Assignment —
Retype the entries below word for word, leaving out every picture.

Task material —
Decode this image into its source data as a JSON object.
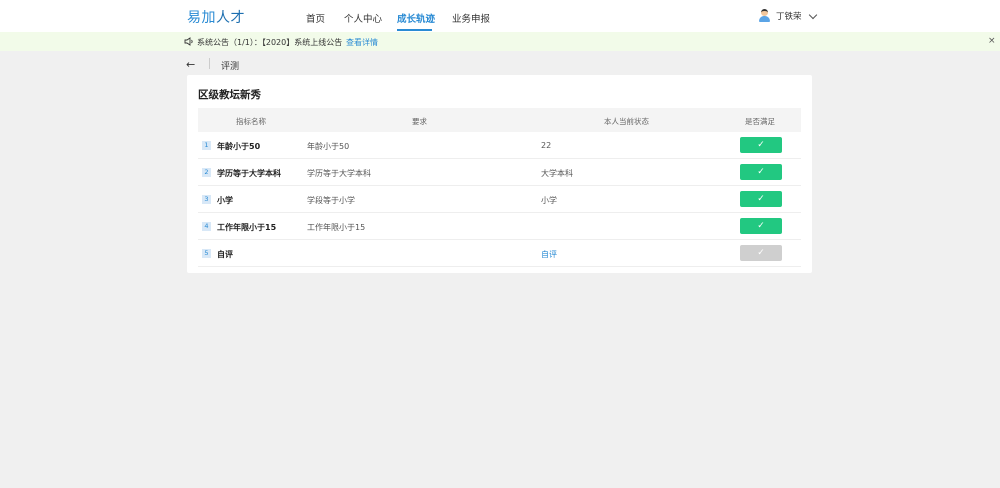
{
  "app": {
    "logo_part1": "易加",
    "logo_part2": "人才"
  },
  "nav": [
    {
      "label": "首页"
    },
    {
      "label": "个人中心"
    },
    {
      "label": "成长轨迹",
      "active": true
    },
    {
      "label": "业务申报"
    }
  ],
  "user": {
    "name": "丁铁荣",
    "avatar_icon": "avatar-icon"
  },
  "notice": {
    "text": "系统公告（1/1）：【2020】系统上线公告",
    "link": "查看详情",
    "close": "×",
    "bg_color": "#f2fbe9"
  },
  "breadcrumb": {
    "back": "←",
    "current": "评测"
  },
  "card": {
    "title": "区级教坛新秀",
    "columns": [
      "指标名称",
      "要求",
      "本人当前状态",
      "是否满足"
    ],
    "rows": [
      {
        "index": "1",
        "name": "年龄小于50",
        "requirement": "年龄小于50",
        "status": "22",
        "satisfied": true
      },
      {
        "index": "2",
        "name": "学历等于大学本科",
        "requirement": "学历等于大学本科",
        "status": "大学本科",
        "satisfied": true
      },
      {
        "index": "3",
        "name": "小学",
        "requirement": "学段等于小学",
        "status": "小学",
        "satisfied": true
      },
      {
        "index": "4",
        "name": "工作年限小于15",
        "requirement": "工作年限小于15",
        "status": "",
        "satisfied": true
      },
      {
        "index": "5",
        "name": "自评",
        "requirement": "",
        "status": "自评",
        "status_is_link": true,
        "satisfied": false
      }
    ],
    "check_mark": "✓"
  },
  "colors": {
    "accent": "#2a8bd4",
    "success": "#22c881",
    "disabled": "#cfcfcf"
  }
}
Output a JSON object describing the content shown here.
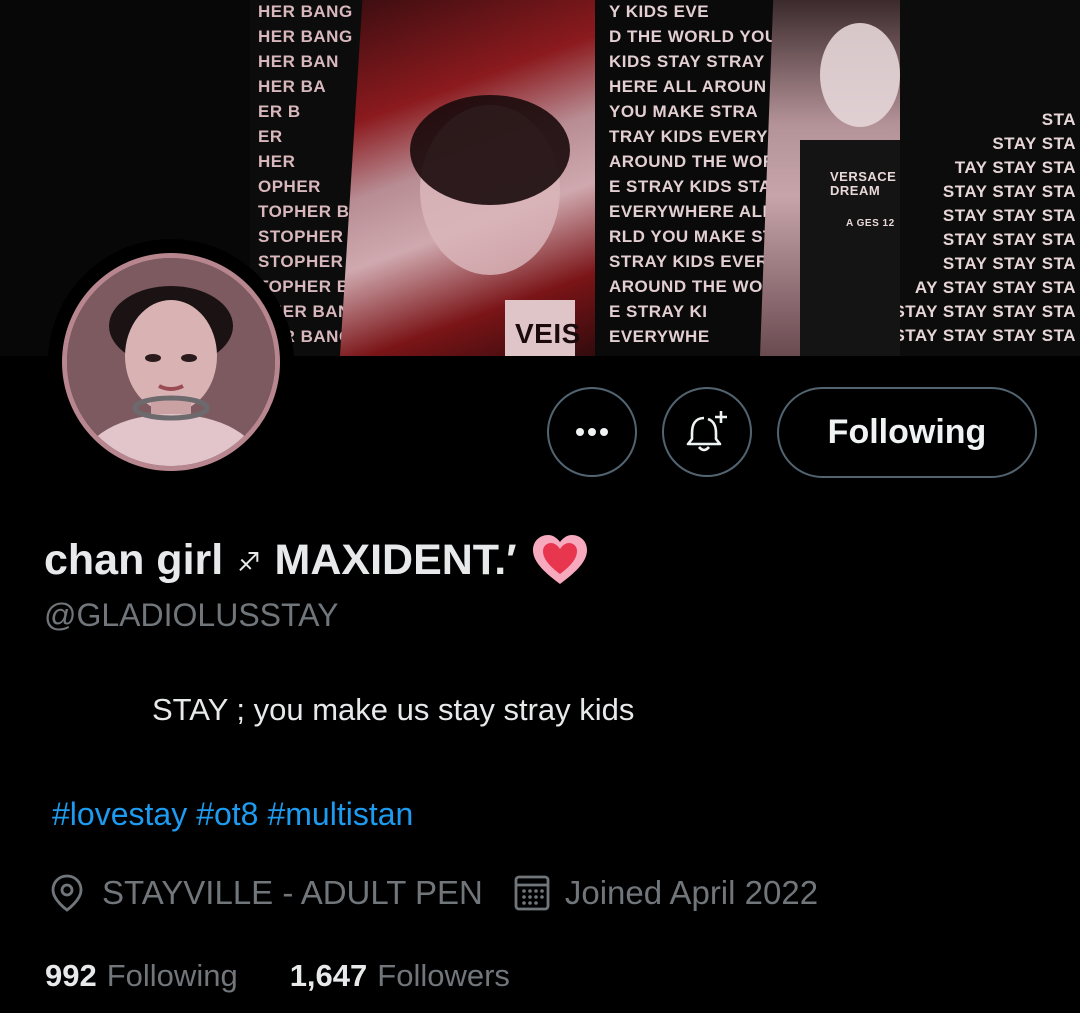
{
  "banner": {
    "panel_1_lines": [
      "HER BANG",
      "HER BANG",
      "HER BAN",
      "HER BA",
      "ER B",
      "ER",
      "HER",
      "OPHER",
      "TOPHER BA",
      "STOPHER BANG",
      "STOPHER BANG",
      "TOPHER BANG CH",
      "PHER BANG CHA",
      "HER BANG CHA"
    ],
    "panel_2_lines": [
      "Y KIDS EVE",
      "D THE WORLD YOU",
      "KIDS STAY STRAY",
      "HERE ALL AROUN",
      "YOU MAKE STRA",
      "TRAY KIDS EVERY",
      "AROUND THE WORL",
      "E STRAY KIDS STAY",
      "EVERYWHERE ALL ARO",
      "RLD YOU MAKE STRAY",
      "STRAY KIDS EVERYWH",
      "AROUND THE WORLD",
      "E STRAY KI",
      "EVERYWHE"
    ],
    "panel_3_lines": [
      "STA",
      "STAY STA",
      "TAY STAY STA",
      "STAY STAY STA",
      "STAY STAY STA",
      "STAY STAY STA",
      "STAY STAY STA",
      "AY STAY STAY STA",
      "STAY STAY STAY STA",
      "TAY STAY STAY STAY STA"
    ],
    "shirt_text": "VERSACE DREAM",
    "shirt_sub": "A GES 12",
    "sign_text": "VEIS"
  },
  "actions": {
    "more_label": "More",
    "notify_label": "Notifications",
    "following_label": "Following"
  },
  "profile": {
    "display_name": "chan girl",
    "name_symbol": "♐",
    "name_suffix": "MAXIDENT.′",
    "name_emoji": "💗",
    "handle": "@GLADIOLUSSTAY",
    "bio": "STAY ; you make us stay stray kids",
    "hashtags": [
      "#lovestay",
      "#ot8",
      "#multistan"
    ],
    "location": "STAYVILLE - ADULT PEN",
    "joined": "Joined April 2022"
  },
  "stats": {
    "following_count": "992",
    "following_label": "Following",
    "followers_count": "1,647",
    "followers_label": "Followers"
  },
  "colors": {
    "background": "#000000",
    "primary_text": "#e7e9ea",
    "secondary_text": "#71767b",
    "link": "#1d9bf0",
    "border": "#536471",
    "banner_pink": "#c9a3a8",
    "banner_red": "#8b1a1e"
  },
  "icons": {
    "more": "more-dots-icon",
    "notify": "bell-plus-icon",
    "location": "location-pin-icon",
    "calendar": "calendar-icon"
  }
}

Problem solution —
Decode this image into its source data as a JSON object.
{
  "app": {
    "logo_part1": "易加",
    "logo_part2": "人才"
  },
  "nav": [
    {
      "label": "首页"
    },
    {
      "label": "个人中心"
    },
    {
      "label": "成长轨迹",
      "active": true
    },
    {
      "label": "业务申报"
    }
  ],
  "user": {
    "name": "丁铁荣",
    "avatar_icon": "avatar-icon"
  },
  "notice": {
    "text": "系统公告（1/1）：【2020】系统上线公告",
    "link": "查看详情",
    "close": "×",
    "bg_color": "#f2fbe9"
  },
  "breadcrumb": {
    "back": "←",
    "current": "评测"
  },
  "card": {
    "title": "区级教坛新秀",
    "columns": [
      "指标名称",
      "要求",
      "本人当前状态",
      "是否满足"
    ],
    "rows": [
      {
        "index": "1",
        "name": "年龄小于50",
        "requirement": "年龄小于50",
        "status": "22",
        "satisfied": true
      },
      {
        "index": "2",
        "name": "学历等于大学本科",
        "requirement": "学历等于大学本科",
        "status": "大学本科",
        "satisfied": true
      },
      {
        "index": "3",
        "name": "小学",
        "requirement": "学段等于小学",
        "status": "小学",
        "satisfied": true
      },
      {
        "index": "4",
        "name": "工作年限小于15",
        "requirement": "工作年限小于15",
        "status": "",
        "satisfied": true
      },
      {
        "index": "5",
        "name": "自评",
        "requirement": "",
        "status": "自评",
        "status_is_link": true,
        "satisfied": false
      }
    ],
    "check_mark": "✓"
  },
  "colors": {
    "accent": "#2a8bd4",
    "success": "#22c881",
    "disabled": "#cfcfcf"
  }
}
Output a JSON object describing the content shown here.
{
  "banner": {
    "panel_1_lines": [
      "HER BANG",
      "HER BANG",
      "HER BAN",
      "HER BA",
      "ER B",
      "ER",
      "HER",
      "OPHER",
      "TOPHER BA",
      "STOPHER BANG",
      "STOPHER BANG",
      "TOPHER BANG CH",
      "PHER BANG CHA",
      "HER BANG CHA"
    ],
    "panel_2_lines": [
      "Y KIDS EVE",
      "D THE WORLD YOU",
      "KIDS STAY STRAY",
      "HERE ALL AROUN",
      "YOU MAKE STRA",
      "TRAY KIDS EVERY",
      "AROUND THE WORL",
      "E STRAY KIDS STAY",
      "EVERYWHERE ALL ARO",
      "RLD YOU MAKE STRAY",
      "STRAY KIDS EVERYWH",
      "AROUND THE WORLD",
      "E STRAY KI",
      "EVERYWHE"
    ],
    "panel_3_lines": [
      "STA",
      "STAY STA",
      "TAY STAY STA",
      "STAY STAY STA",
      "STAY STAY STA",
      "STAY STAY STA",
      "STAY STAY STA",
      "AY STAY STAY STA",
      "STAY STAY STAY STA",
      "TAY STAY STAY STAY STA"
    ],
    "shirt_text": "VERSACE DREAM",
    "shirt_sub": "A GES 12",
    "sign_text": "VEIS"
  },
  "actions": {
    "more_label": "More",
    "notify_label": "Notifications",
    "following_label": "Following"
  },
  "profile": {
    "display_name": "chan girl",
    "name_symbol": "♐",
    "name_suffix": "MAXIDENT.′",
    "name_emoji": "💗",
    "handle": "@GLADIOLUSSTAY",
    "bio": "STAY ; you make us stay stray kids",
    "hashtags": [
      "#lovestay",
      "#ot8",
      "#multistan"
    ],
    "location": "STAYVILLE - ADULT PEN",
    "joined": "Joined April 2022"
  },
  "stats": {
    "following_count": "992",
    "following_label": "Following",
    "followers_count": "1,647",
    "followers_label": "Followers"
  },
  "colors": {
    "background": "#000000",
    "primary_text": "#e7e9ea",
    "secondary_text": "#71767b",
    "link": "#1d9bf0",
    "border": "#536471",
    "banner_pink": "#c9a3a8",
    "banner_red": "#8b1a1e"
  },
  "icons": {
    "more": "more-dots-icon",
    "notify": "bell-plus-icon",
    "location": "location-pin-icon",
    "calendar": "calendar-icon"
  }
}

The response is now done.